(About this task)
Retype the material below, keeping each line identical.

(Provided data)
[Start of section]

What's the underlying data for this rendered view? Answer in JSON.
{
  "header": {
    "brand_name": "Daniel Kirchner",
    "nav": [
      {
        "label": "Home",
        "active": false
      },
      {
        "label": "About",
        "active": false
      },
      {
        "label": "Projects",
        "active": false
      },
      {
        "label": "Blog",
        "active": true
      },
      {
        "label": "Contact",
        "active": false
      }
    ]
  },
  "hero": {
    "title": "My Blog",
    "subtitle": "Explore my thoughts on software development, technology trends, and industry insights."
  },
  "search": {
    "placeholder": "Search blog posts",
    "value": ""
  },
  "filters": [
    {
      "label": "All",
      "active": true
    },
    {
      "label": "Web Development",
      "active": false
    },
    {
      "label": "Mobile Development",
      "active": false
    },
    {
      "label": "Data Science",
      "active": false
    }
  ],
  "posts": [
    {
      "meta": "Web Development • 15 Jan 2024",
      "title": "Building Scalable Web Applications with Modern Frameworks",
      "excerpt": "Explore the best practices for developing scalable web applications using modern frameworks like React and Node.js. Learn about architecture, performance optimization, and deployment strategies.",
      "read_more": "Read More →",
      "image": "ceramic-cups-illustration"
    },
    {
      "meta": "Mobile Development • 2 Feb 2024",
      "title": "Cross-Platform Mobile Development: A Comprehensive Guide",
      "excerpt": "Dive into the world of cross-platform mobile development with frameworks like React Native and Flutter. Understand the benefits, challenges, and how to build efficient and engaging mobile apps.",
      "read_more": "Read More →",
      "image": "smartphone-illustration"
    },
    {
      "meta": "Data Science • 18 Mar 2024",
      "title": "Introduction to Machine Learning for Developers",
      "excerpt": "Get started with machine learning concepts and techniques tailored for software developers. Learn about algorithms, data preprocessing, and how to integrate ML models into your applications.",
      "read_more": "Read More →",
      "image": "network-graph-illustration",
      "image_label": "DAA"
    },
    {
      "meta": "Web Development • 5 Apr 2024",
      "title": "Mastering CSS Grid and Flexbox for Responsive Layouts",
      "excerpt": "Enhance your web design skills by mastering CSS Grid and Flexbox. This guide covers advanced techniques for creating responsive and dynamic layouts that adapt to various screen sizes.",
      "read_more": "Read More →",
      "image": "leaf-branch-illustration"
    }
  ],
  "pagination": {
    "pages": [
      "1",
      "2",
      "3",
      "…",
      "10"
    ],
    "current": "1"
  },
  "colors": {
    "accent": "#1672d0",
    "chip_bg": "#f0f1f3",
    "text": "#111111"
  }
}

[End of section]

(Expected answer)
What's the underlying data for this rendered view? Answer in JSON.
{
  "header": {
    "brand_name": "Daniel Kirchner",
    "nav": [
      {
        "label": "Home",
        "active": false
      },
      {
        "label": "About",
        "active": false
      },
      {
        "label": "Projects",
        "active": false
      },
      {
        "label": "Blog",
        "active": true
      },
      {
        "label": "Contact",
        "active": false
      }
    ]
  },
  "hero": {
    "title": "My Blog",
    "subtitle": "Explore my thoughts on software development, technology trends, and industry insights."
  },
  "search": {
    "placeholder": "Search blog posts",
    "value": ""
  },
  "filters": [
    {
      "label": "All",
      "active": true
    },
    {
      "label": "Web Development",
      "active": false
    },
    {
      "label": "Mobile Development",
      "active": false
    },
    {
      "label": "Data Science",
      "active": false
    }
  ],
  "posts": [
    {
      "meta": "Web Development • 15 Jan 2024",
      "title": "Building Scalable Web Applications with Modern Frameworks",
      "excerpt": "Explore the best practices for developing scalable web applications using modern frameworks like React and Node.js. Learn about architecture, performance optimization, and deployment strategies.",
      "read_more": "Read More →",
      "image": "ceramic-cups-illustration"
    },
    {
      "meta": "Mobile Development • 2 Feb 2024",
      "title": "Cross-Platform Mobile Development: A Comprehensive Guide",
      "excerpt": "Dive into the world of cross-platform mobile development with frameworks like React Native and Flutter. Understand the benefits, challenges, and how to build efficient and engaging mobile apps.",
      "read_more": "Read More →",
      "image": "smartphone-illustration"
    },
    {
      "meta": "Data Science • 18 Mar 2024",
      "title": "Introduction to Machine Learning for Developers",
      "excerpt": "Get started with machine learning concepts and techniques tailored for software developers. Learn about algorithms, data preprocessing, and how to integrate ML models into your applications.",
      "read_more": "Read More →",
      "image": "network-graph-illustration",
      "image_label": "DAA"
    },
    {
      "meta": "Web Development • 5 Apr 2024",
      "title": "Mastering CSS Grid and Flexbox for Responsive Layouts",
      "excerpt": "Enhance your web design skills by mastering CSS Grid and Flexbox. This guide covers advanced techniques for creating responsive and dynamic layouts that adapt to various screen sizes.",
      "read_more": "Read More →",
      "image": "leaf-branch-illustration"
    }
  ],
  "pagination": {
    "pages": [
      "1",
      "2",
      "3",
      "…",
      "10"
    ],
    "current": "1"
  },
  "colors": {
    "accent": "#1672d0",
    "chip_bg": "#f0f1f3",
    "text": "#111111"
  }
}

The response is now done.